The basics of menopause. The first thing you should talk about is what menopause is and what happens during this natural process. Explain to your daughter that as women age, their ovaries stop producing eggs, resulting in a decrease in hormone levels, including estrogen and progesterone. This hormonal shift triggers changes in the body, including hot flashes, mood swings, changes in libido, and vaginal dryness. It's also important to inform your daughter about peri-menopause, the period leading up to menopause when symptoms may appear and hormonal changes begin to occur. A great time to bring up the initial conversation is when you discuss puberty. Knowing that menstruation is just one phase in a lifetime and that it will eventually end, may help some young women more easily adjust to the changes happening in their bodies.
Menopause affects more than physical health. While menopausal symptoms may seem like a purely physical issue, it's essential to stress that menopause can also impact a woman's mental health. Many women experience depression, anxiety, and irritability during menopause. Explain to your daughter that these emotional changes are a natural part of the process and that it's essential to seek help if they become overwhelming.
Encourage an open dialogue. Discussing menopause with your daughter should not be a one-off conversation, but rather an ongoing dialogue. Make sure she knows that she can come to you for answers and support as she experiences changes in her body. Likewise, if you are going through menopause, share openly about your experiences and how she can support you. Open communication will help her understand the changes she sees in her mother or other women in her life and will hopefully mitigate the stigma associated with the process.

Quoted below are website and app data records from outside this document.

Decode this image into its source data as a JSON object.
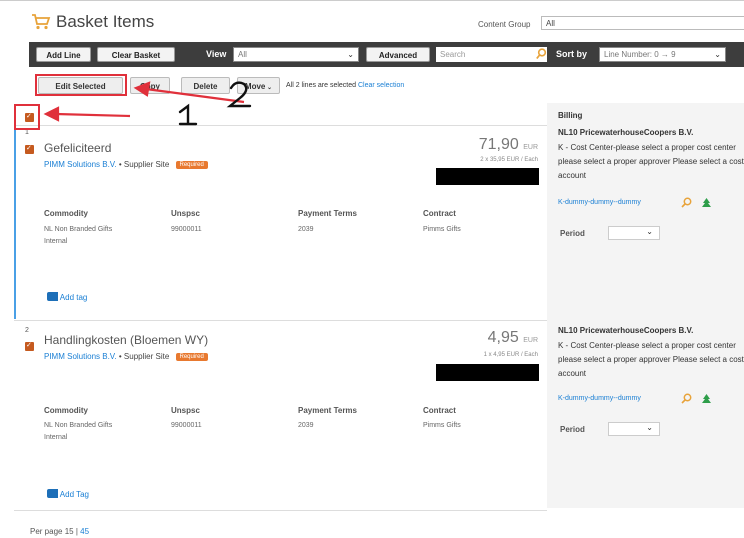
{
  "header": {
    "title": "Basket Items",
    "content_group_label": "Content Group",
    "content_group_value": "All"
  },
  "toolbar": {
    "add_line": "Add Line",
    "clear_basket": "Clear Basket",
    "view_label": "View",
    "view_value": "All",
    "advanced": "Advanced",
    "search_placeholder": "Search",
    "sort_label": "Sort by",
    "sort_value": "Line Number: 0 → 9"
  },
  "actions": {
    "edit_selected": "Edit Selected",
    "copy": "Copy",
    "delete": "Delete",
    "move": "Move",
    "selection_text": "All 2 lines are selected",
    "clear_selection": "Clear selection"
  },
  "annotations": {
    "one": "1",
    "two": "2"
  },
  "billing": {
    "title": "Billing"
  },
  "columns": {
    "commodity": "Commodity",
    "unspsc": "Unspsc",
    "payment_terms": "Payment Terms",
    "contract": "Contract"
  },
  "items": [
    {
      "line": "1",
      "name": "Gefeliciteerd",
      "supplier": "PIMM Solutions B.V.",
      "supplier_site": "Supplier Site",
      "required": "Required",
      "price": "71,90",
      "currency": "EUR",
      "unit_price": "2 x 35,95 EUR / Each",
      "commodity_line1": "NL Non Branded Gifts",
      "commodity_line2": "Internal",
      "unspsc": "99000011",
      "payment_terms": "2039",
      "contract": "Pimms Gifts",
      "add_tag": "Add tag",
      "billing_org": "NL10 PricewaterhouseCoopers B.V.",
      "billing_text": "K - Cost Center-please select a proper cost center please select a proper approver Please select a cost account",
      "billing_link": "K-dummy-dummy--dummy",
      "period_label": "Period"
    },
    {
      "line": "2",
      "name": "Handlingkosten (Bloemen WY)",
      "supplier": "PIMM Solutions B.V.",
      "supplier_site": "Supplier Site",
      "required": "Required",
      "price": "4,95",
      "currency": "EUR",
      "unit_price": "1 x 4,95 EUR / Each",
      "commodity_line1": "NL Non Branded Gifts",
      "commodity_line2": "Internal",
      "unspsc": "99000011",
      "payment_terms": "2039",
      "contract": "Pimms Gifts",
      "add_tag": "Add Tag",
      "billing_org": "NL10 PricewaterhouseCoopers B.V.",
      "billing_text": "K - Cost Center-please select a proper cost center please select a proper approver Please select a cost account",
      "billing_link": "K-dummy-dummy--dummy",
      "period_label": "Period"
    }
  ],
  "footer": {
    "per_page_label": "Per page",
    "opt1": "15",
    "divider": "|",
    "opt2": "45"
  },
  "colors": {
    "accent": "#1a7fd4",
    "checkbox": "#c55a1f",
    "annotation": "#e0303b",
    "toolbar": "#3d3d3d"
  }
}
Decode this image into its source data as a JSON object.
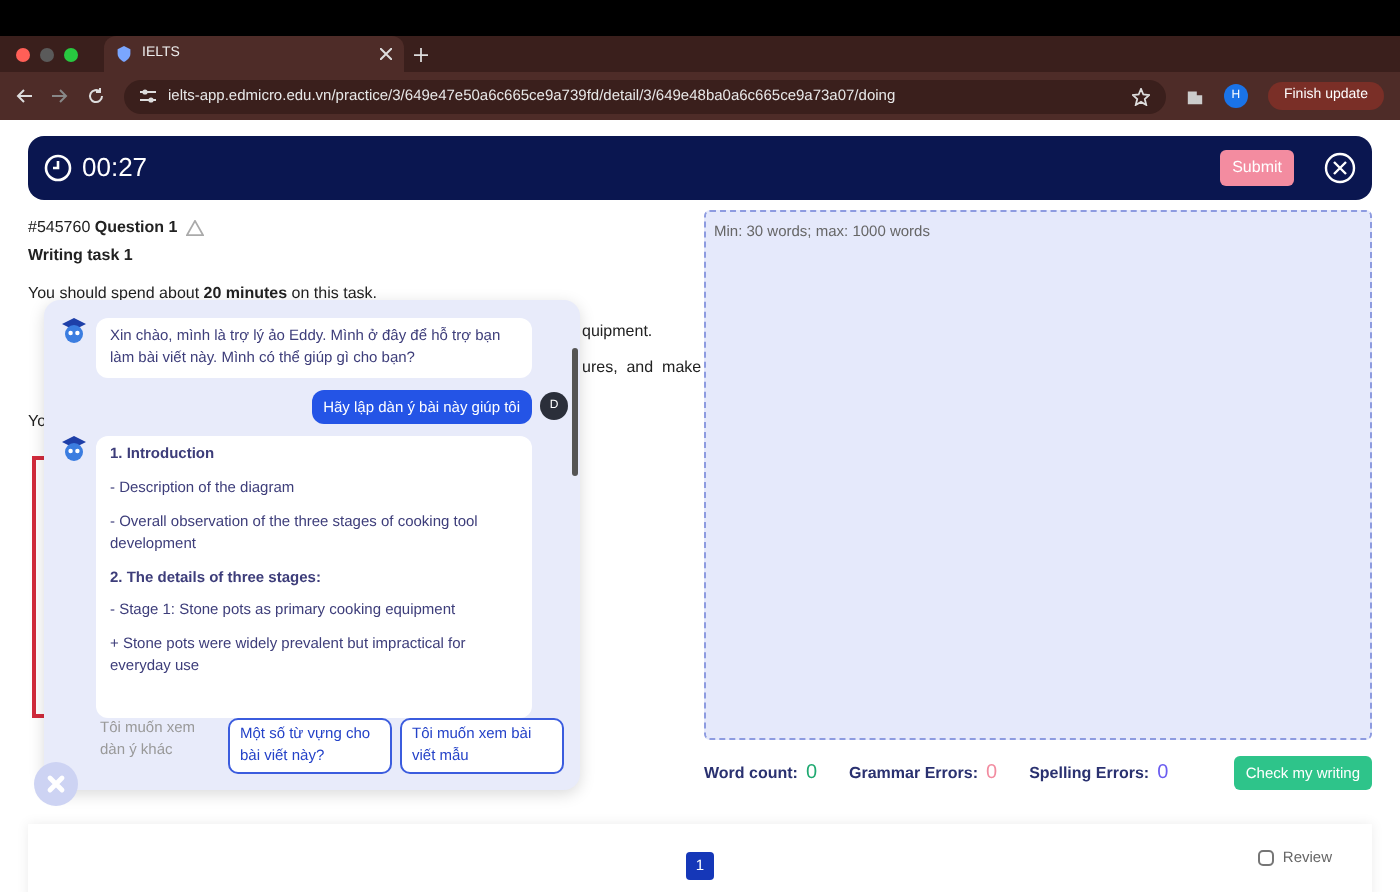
{
  "browser": {
    "tab_title": "IELTS",
    "url": "ielts-app.edmicro.edu.vn/practice/3/649e47e50a6c665ce9a739fd/detail/3/649e48ba0a6c665ce9a73a07/doing",
    "profile": "H",
    "update_button": "Finish update"
  },
  "header": {
    "timer": "00:27",
    "submit": "Submit"
  },
  "question": {
    "id": "#545760",
    "title": "Question 1",
    "task": "Writing task 1",
    "instruction": "You should spend about **20 minutes** on this task.",
    "fragments": [
      "quipment.",
      "ures,  and  make",
      "Yo"
    ]
  },
  "editor": {
    "placeholder": "Min: 30 words; max: 1000 words"
  },
  "stats": [
    {
      "label": "Word count:",
      "value": "0",
      "color": "#1fa971"
    },
    {
      "label": "Grammar Errors:",
      "value": "0",
      "color": "#f28ca0"
    },
    {
      "label": "Spelling Errors:",
      "value": "0",
      "color": "#6a5cf0"
    }
  ],
  "check_button": "Check my writing",
  "chat": {
    "messages": [
      {
        "kind": "bot",
        "lines": [
          {
            "text": "Xin chào, mình là trợ lý ảo Eddy. Mình ở đây để hỗ trợ bạn làm bài viết này. Mình có thể giúp gì cho bạn?",
            "heading": false
          }
        ]
      },
      {
        "kind": "user",
        "text": "Hãy lập dàn ý bài này giúp tôi",
        "avatar": "D"
      },
      {
        "kind": "bot",
        "lines": [
          {
            "text": "1. Introduction",
            "heading": true
          },
          {
            "text": "- Description of the diagram",
            "heading": false
          },
          {
            "text": "- Overall observation of the three stages of cooking tool development",
            "heading": false
          },
          {
            "text": "2. The details of three stages:",
            "heading": true
          },
          {
            "text": "- Stage 1: Stone pots as primary cooking equipment",
            "heading": false
          },
          {
            "text": "+ Stone pots were widely prevalent but impractical for everyday use",
            "heading": false
          }
        ]
      }
    ],
    "suggestions": [
      {
        "kind": "plain",
        "text": "Tôi muốn xem dàn ý khác"
      },
      {
        "kind": "button",
        "text": "Một số từ vựng cho bài viết này?"
      },
      {
        "kind": "button",
        "text": "Tôi muốn xem bài viết mẫu"
      }
    ]
  },
  "pagination": [
    {
      "label": "1",
      "selected": true
    }
  ],
  "review": {
    "label": "Review",
    "checked": false
  }
}
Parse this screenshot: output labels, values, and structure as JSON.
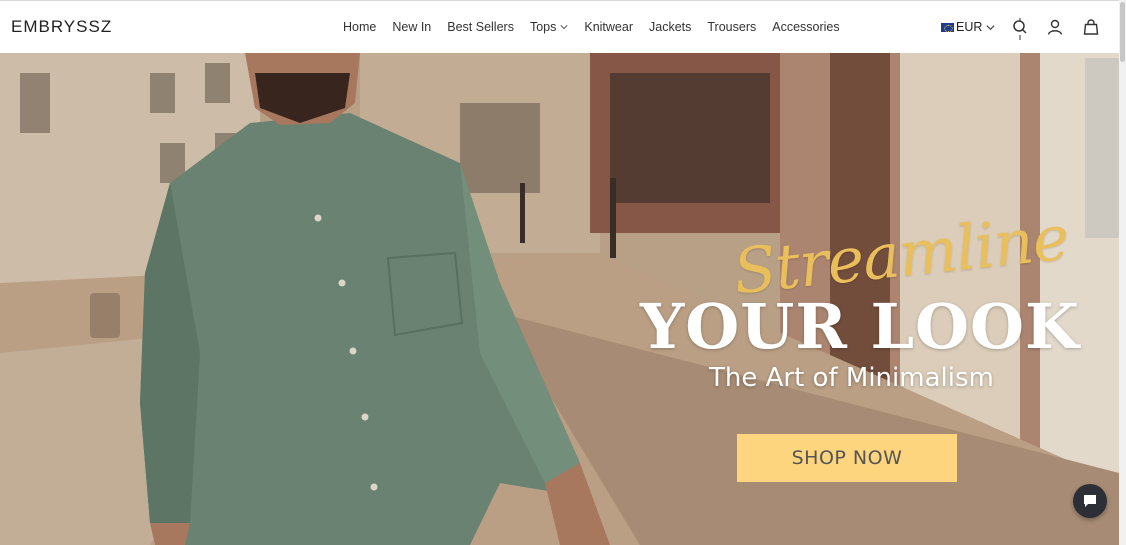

Discuss potential health risks. While menopause is a natural process, it is also important to discuss the potential health risks associated with it. Women going through menopause have an increased risk of osteoporosis, heart disease, and breast cancer, among other diseases. Encourage your daughter to take care of her physical health well before menopause sets in, by eating well, exercising regularly, and taking vitamin supplements as needed. Looking after physical health can diminish the risk of health problems that arise during and post-menopausal.
Emphasize positive aspects. Despite the many challenges associated with menopause, it's worth highlighting some of its positive aspects too. Menopause marks a new stage in a woman's life, often bringing newfound freedom and personal growth. Women may find they have more time to focus on their own needs and interests and that their menstrual cycle no longer dominates their life. It is also possible to enjoy sex during menopause, as emotional intimacy, and sexual activity continue to have positive physical, and emotional benefits.
Talk to your sons as well! While you may not go into as many details, raising well adjusted boys who can support the women in their life is part of the job. Taking away the secrecy that has often shrouded womens biological changes will help make these conversations easier for future generations.
It can feel uncomfortable to talk to young people about menopause, but it's essential to have these conversations to prepare them for the natural process ahead and so they can have empathy for others. Encourage open communication, emphasize the positive aspects of menopause, and stress the importance of taking care of one's physical and emotional well-being. The more you discuss menopause, the easier it will be for your daughters and sons to understand and support the women in their life who are going through it.